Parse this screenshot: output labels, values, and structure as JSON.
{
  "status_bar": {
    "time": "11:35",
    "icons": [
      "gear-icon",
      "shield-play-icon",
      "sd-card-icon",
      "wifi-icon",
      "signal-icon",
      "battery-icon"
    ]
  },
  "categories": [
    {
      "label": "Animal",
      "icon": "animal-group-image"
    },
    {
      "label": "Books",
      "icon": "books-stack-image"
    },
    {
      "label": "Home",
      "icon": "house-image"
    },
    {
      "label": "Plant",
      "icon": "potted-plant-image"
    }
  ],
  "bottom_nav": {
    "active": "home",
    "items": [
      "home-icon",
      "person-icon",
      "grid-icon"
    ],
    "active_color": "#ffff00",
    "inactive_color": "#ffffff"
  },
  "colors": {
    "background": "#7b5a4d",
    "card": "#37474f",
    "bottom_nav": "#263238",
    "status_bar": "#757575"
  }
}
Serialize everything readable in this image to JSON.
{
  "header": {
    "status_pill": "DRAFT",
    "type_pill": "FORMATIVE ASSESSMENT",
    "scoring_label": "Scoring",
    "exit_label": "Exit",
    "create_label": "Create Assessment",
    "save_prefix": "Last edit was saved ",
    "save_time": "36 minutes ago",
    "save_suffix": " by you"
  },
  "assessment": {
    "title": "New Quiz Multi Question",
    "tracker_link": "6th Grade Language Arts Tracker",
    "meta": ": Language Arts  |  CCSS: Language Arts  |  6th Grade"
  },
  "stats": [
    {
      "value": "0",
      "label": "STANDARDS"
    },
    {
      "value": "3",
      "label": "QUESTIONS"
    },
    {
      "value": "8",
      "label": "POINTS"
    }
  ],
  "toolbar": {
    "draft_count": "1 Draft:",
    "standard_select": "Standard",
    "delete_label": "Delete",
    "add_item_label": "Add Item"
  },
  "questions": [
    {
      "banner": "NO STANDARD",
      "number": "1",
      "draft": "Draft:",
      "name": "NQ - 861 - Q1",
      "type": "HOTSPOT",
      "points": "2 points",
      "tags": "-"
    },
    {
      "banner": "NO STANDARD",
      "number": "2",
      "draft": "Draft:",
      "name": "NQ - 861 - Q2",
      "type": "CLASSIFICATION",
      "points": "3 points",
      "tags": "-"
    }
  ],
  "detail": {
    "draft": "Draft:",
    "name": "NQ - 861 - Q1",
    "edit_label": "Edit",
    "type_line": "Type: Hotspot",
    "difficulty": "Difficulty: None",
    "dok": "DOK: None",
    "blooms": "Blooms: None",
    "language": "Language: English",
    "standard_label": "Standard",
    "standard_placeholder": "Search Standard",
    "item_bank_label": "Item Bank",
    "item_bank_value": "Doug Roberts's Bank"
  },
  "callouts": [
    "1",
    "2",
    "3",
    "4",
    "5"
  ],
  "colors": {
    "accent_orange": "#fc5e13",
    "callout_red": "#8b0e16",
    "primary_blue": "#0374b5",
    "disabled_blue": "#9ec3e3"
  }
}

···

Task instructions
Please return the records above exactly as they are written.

Finished exercise
Parse this screenshot: output labels, values, and structure as JSON.
{
  "status_bar": {
    "time": "11:35",
    "icons": [
      "gear-icon",
      "shield-play-icon",
      "sd-card-icon",
      "wifi-icon",
      "signal-icon",
      "battery-icon"
    ]
  },
  "categories": [
    {
      "label": "Animal",
      "icon": "animal-group-image"
    },
    {
      "label": "Books",
      "icon": "books-stack-image"
    },
    {
      "label": "Home",
      "icon": "house-image"
    },
    {
      "label": "Plant",
      "icon": "potted-plant-image"
    }
  ],
  "bottom_nav": {
    "active": "home",
    "items": [
      "home-icon",
      "person-icon",
      "grid-icon"
    ],
    "active_color": "#ffff00",
    "inactive_color": "#ffffff"
  },
  "colors": {
    "background": "#7b5a4d",
    "card": "#37474f",
    "bottom_nav": "#263238",
    "status_bar": "#757575"
  }
}
Serialize everything readable in this image to JSON.
{
  "header": {
    "status_pill": "DRAFT",
    "type_pill": "FORMATIVE ASSESSMENT",
    "scoring_label": "Scoring",
    "exit_label": "Exit",
    "create_label": "Create Assessment",
    "save_prefix": "Last edit was saved ",
    "save_time": "36 minutes ago",
    "save_suffix": " by you"
  },
  "assessment": {
    "title": "New Quiz Multi Question",
    "tracker_link": "6th Grade Language Arts Tracker",
    "meta": ": Language Arts  |  CCSS: Language Arts  |  6th Grade"
  },
  "stats": [
    {
      "value": "0",
      "label": "STANDARDS"
    },
    {
      "value": "3",
      "label": "QUESTIONS"
    },
    {
      "value": "8",
      "label": "POINTS"
    }
  ],
  "toolbar": {
    "draft_count": "1 Draft:",
    "standard_select": "Standard",
    "delete_label": "Delete",
    "add_item_label": "Add Item"
  },
  "questions": [
    {
      "banner": "NO STANDARD",
      "number": "1",
      "draft": "Draft:",
      "name": "NQ - 861 - Q1",
      "type": "HOTSPOT",
      "points": "2 points",
      "tags": "-"
    },
    {
      "banner": "NO STANDARD",
      "number": "2",
      "draft": "Draft:",
      "name": "NQ - 861 - Q2",
      "type": "CLASSIFICATION",
      "points": "3 points",
      "tags": "-"
    }
  ],
  "detail": {
    "draft": "Draft:",
    "name": "NQ - 861 - Q1",
    "edit_label": "Edit",
    "type_line": "Type: Hotspot",
    "difficulty": "Difficulty: None",
    "dok": "DOK: None",
    "blooms": "Blooms: None",
    "language": "Language: English",
    "standard_label": "Standard",
    "standard_placeholder": "Search Standard",
    "item_bank_label": "Item Bank",
    "item_bank_value": "Doug Roberts's Bank"
  },
  "callouts": [
    "1",
    "2",
    "3",
    "4",
    "5"
  ],
  "colors": {
    "accent_orange": "#fc5e13",
    "callout_red": "#8b0e16",
    "primary_blue": "#0374b5",
    "disabled_blue": "#9ec3e3"
  }
}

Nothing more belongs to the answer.